How Credit Card Swipe Fees Are Impacting Retailers


Even after a recent proposed $30BN settlement which aimed to lower merchant fees from Mastercard and Visa, the former still increased transaction fees last month. Between these fee increases and the settlement being far from approved, businesses may only see literal pennies on the dollar in savings in the short term.

“Most card networks publish their interchange rates twice a year, in April and October. These fees are designed to cover the costs of processing and authorizing credit or debit card transactions,” explains Eric Cohen, CEO and founder of Merchant Advocate. “An increase can occur due to several factors, all of which are weighed to determine appropriate interchange rates. These factors include operating costs, competitive landscape, regulator changes, etc.”

Credit Card Swipe Fees Hit $100 Billion in 2023

Earlier this year, The Merchants Payments Coalition stated that American merchants were charged $7.5 billion more for credit cards with Visa and Mastercard logos in 2023 than they were in 2022 – for a total of $100.77 billion. This was the first time in history that Visa and Mastercard credit card swipe fees surpassed the $100 billion mark.

“Mastercard has raised multiple fees recently, including its assessment fee, which went from 0.13% to 0.14% on April 15th,” says Cohen. “This fee – which goes directly to Mastercard – applies to all credit, debit and prepaid card transactions.
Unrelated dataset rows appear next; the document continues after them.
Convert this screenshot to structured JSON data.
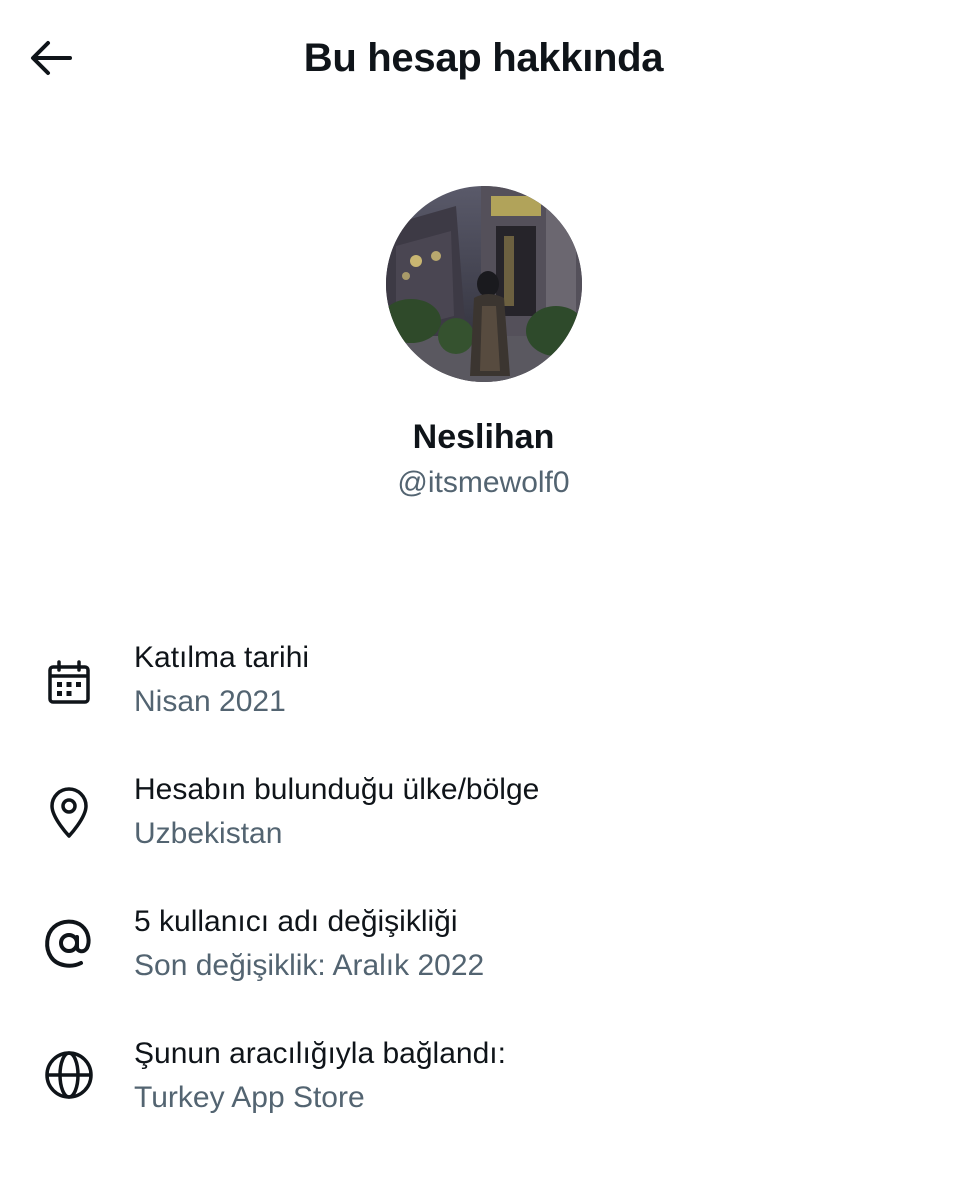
{
  "header": {
    "title": "Bu hesap hakkında",
    "back_icon": "arrow-left-icon"
  },
  "profile": {
    "display_name": "Neslihan",
    "handle": "@itsmewolf0"
  },
  "details": [
    {
      "icon": "calendar-icon",
      "title": "Katılma tarihi",
      "value": "Nisan 2021"
    },
    {
      "icon": "location-pin-icon",
      "title": "Hesabın bulunduğu ülke/bölge",
      "value": "Uzbekistan"
    },
    {
      "icon": "at-sign-icon",
      "title": "5 kullanıcı adı değişikliği",
      "value": "Son değişiklik: Aralık 2022"
    },
    {
      "icon": "globe-icon",
      "title": "Şunun aracılığıyla bağlandı:",
      "value": "Turkey App Store"
    }
  ],
  "colors": {
    "text_primary": "#0f1419",
    "text_secondary": "#536471",
    "background": "#ffffff"
  }
}
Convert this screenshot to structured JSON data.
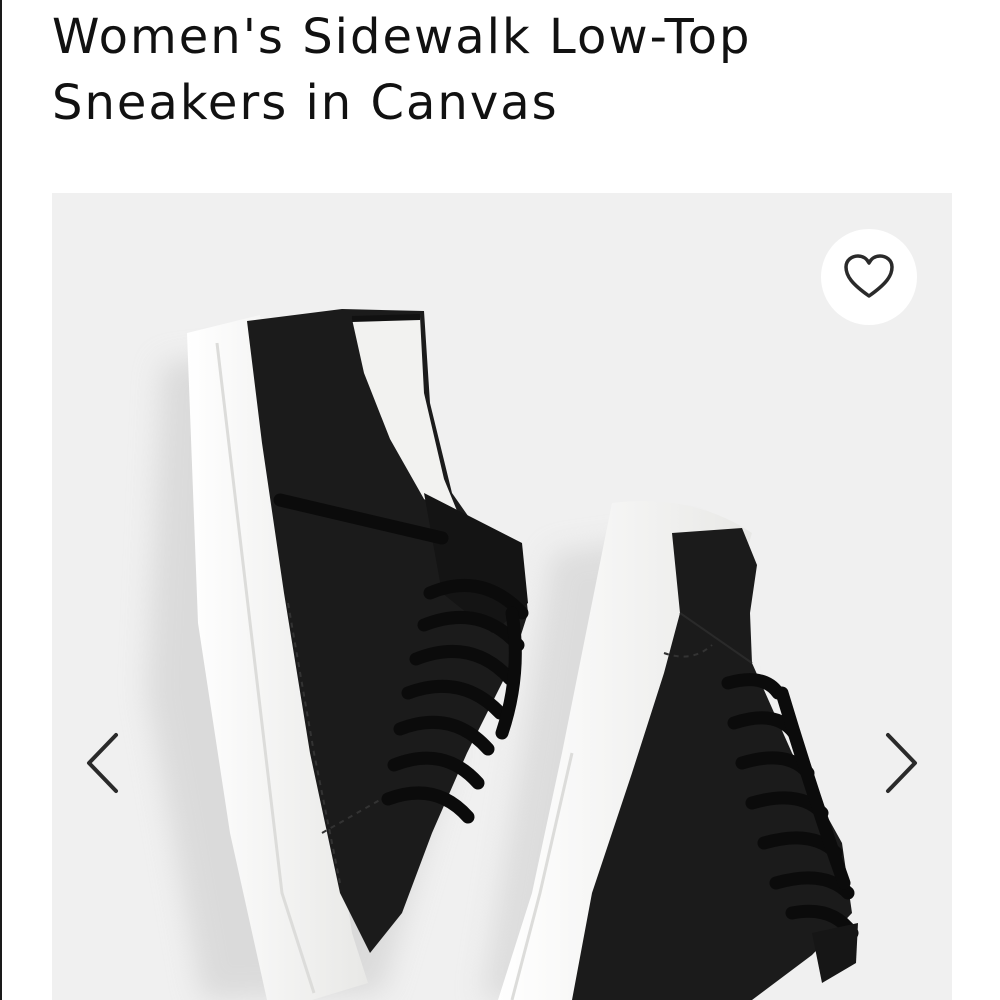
{
  "product": {
    "title": "Women's Sidewalk Low-Top Sneakers in Canvas"
  },
  "gallery": {
    "image_subject": "black canvas low-top sneakers with white soles and black laces",
    "favorite_icon": "heart-outline-icon",
    "prev_icon": "chevron-left-icon",
    "next_icon": "chevron-right-icon"
  },
  "colors": {
    "text": "#111111",
    "gallery_background": "#f0f0f0",
    "canvas_black": "#1b1b1b",
    "sole_white": "#f6f6f4",
    "icon_stroke": "#2a2a2a"
  }
}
This assessment fee increase is only a fraction of a percent but amounts to an annual increase of $259.1 million in paid fees based on Mastercard’s transactions in 2023.”

How the Fee Increases Are Impacting Consumers and Retailers

All of these fees add up over time, making it overwhelming for merchants looking to improve their margins. It also means prices continue to go up for consumers, adding to their already inflated cost of living. 

“The fees will mean higher credit card processing costs for merchants every month, which can and will add up over time. Many merchants pay hundreds or thousands of dollars in credit card processing fees every year and it can be the difference between breaking even, turning a profit or going under,” Cohen explains. “Nowadays, consumers are also taking the heat from rising fees as the fees get passed onto them – whether through raised prices or credit card surcharges on their bills. In the end, both consumers and merchants are paying more for the same products and services.”

Cohen predicts these fee increases will continue to take place over the next year. Even though Visa and Mastercard agreed to the $30 billion settlement to lower swipe fees, it still leaves avenues for them to raise rates on other line items like their assessment fees. 

“While the various fees are for different services, for example interchange fees go to the card-issuing bank while network fees go to the network, all increased fees put more financial strain on the merchant,” says Cohen. “Unlike processing fees, network fees are regulated, but the increase still impacts merchants who must pay higher fees to continue accepting credit card payments.”

A Possible Solution

Last year, the Credit Card Competition Act was introduced to Congress, which would address network access and competition in credit card transactions. The bill sponsors’ stated goal is to increase competition in the credit card industry with the hope of reducing expenses for merchants during the credit card transaction process.

“The act would require the largest credit card-issuing banks to enable at least two credit card networks to be used on their cards instead of just one, and one of those networks must not be Visa or Mastercard,” Cohen states. “This will allow the merchant to choose its preferred payment processing network, meaning that if the card brands continue to raise fees, they’ll get less business.”

But would this actually work? While Cohen explains that it may certainly help to lower the fees, it may still hurt small businesses in the long run. 

“Senator Durbin points to the debit card industry as proof that this method works – federal law has implemented this model with debit cards for over a decade,” he says. “However, this puts the onus on merchants to educate themselves about credit card networks and which fees are cheaper. It will also hurt smaller businesses that have fewer resources to spare on understanding these nuances than big merchants with extensive finance and legal teams.”